(Dataset rows describing interfaces)
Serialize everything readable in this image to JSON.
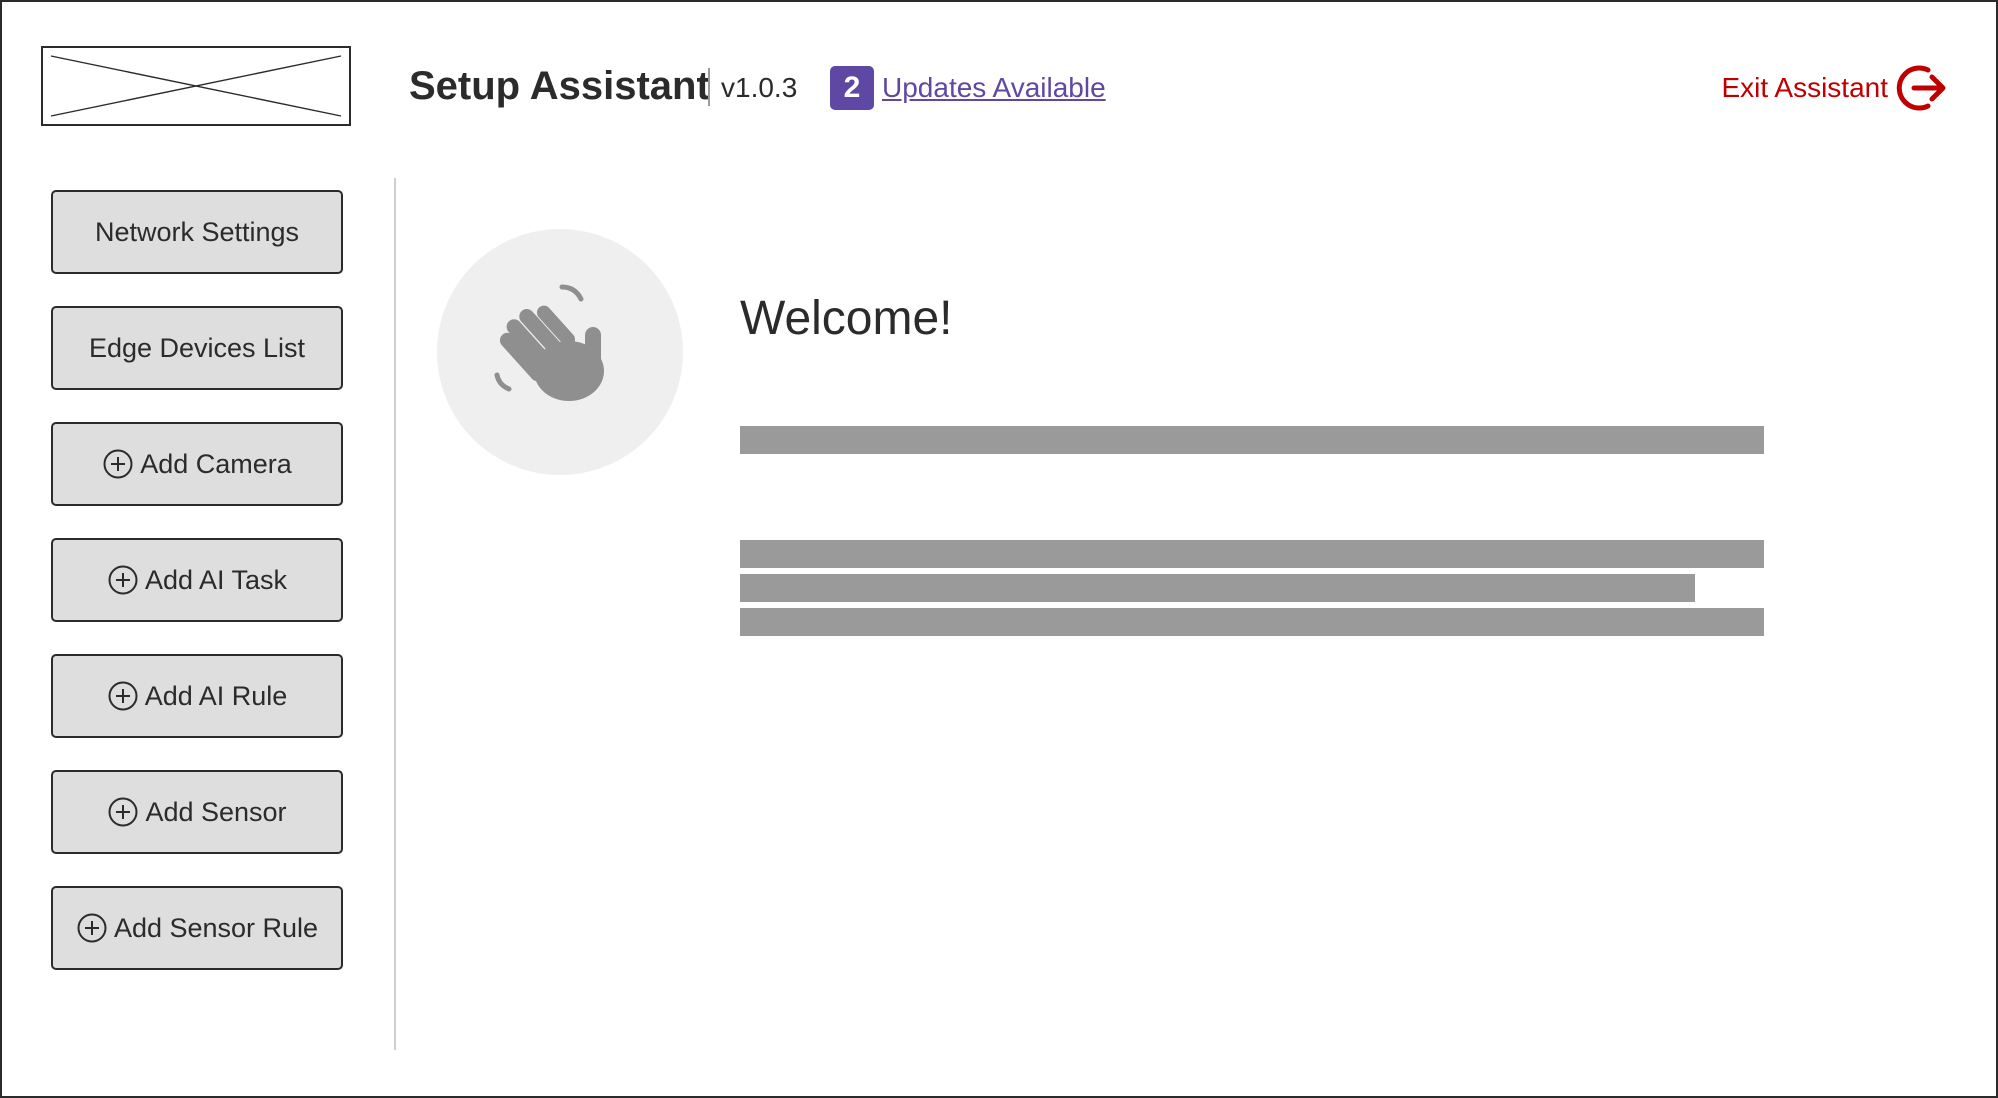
{
  "header": {
    "title": "Setup Assistant",
    "version": "v1.0.3",
    "updates_count": "2",
    "updates_label": "Updates Available",
    "exit_label": "Exit Assistant"
  },
  "sidebar": {
    "items": [
      {
        "label": "Network Settings",
        "icon": null
      },
      {
        "label": "Edge Devices List",
        "icon": null
      },
      {
        "label": "Add Camera",
        "icon": "plus-circle-icon"
      },
      {
        "label": "Add AI Task",
        "icon": "plus-circle-icon"
      },
      {
        "label": "Add AI Rule",
        "icon": "plus-circle-icon"
      },
      {
        "label": "Add Sensor",
        "icon": "plus-circle-icon"
      },
      {
        "label": "Add Sensor Rule",
        "icon": "plus-circle-icon"
      }
    ]
  },
  "main": {
    "heading": "Welcome!",
    "avatar_icon": "waving-hand-icon"
  },
  "colors": {
    "accent": "#5e48a3",
    "exit": "#c00000",
    "button_bg": "#dedede",
    "placeholder": "#9a9a9a"
  }
}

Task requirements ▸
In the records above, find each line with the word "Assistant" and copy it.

Reply ▸
    "title": "Setup Assistant",
    "exit_label": "Exit Assistant"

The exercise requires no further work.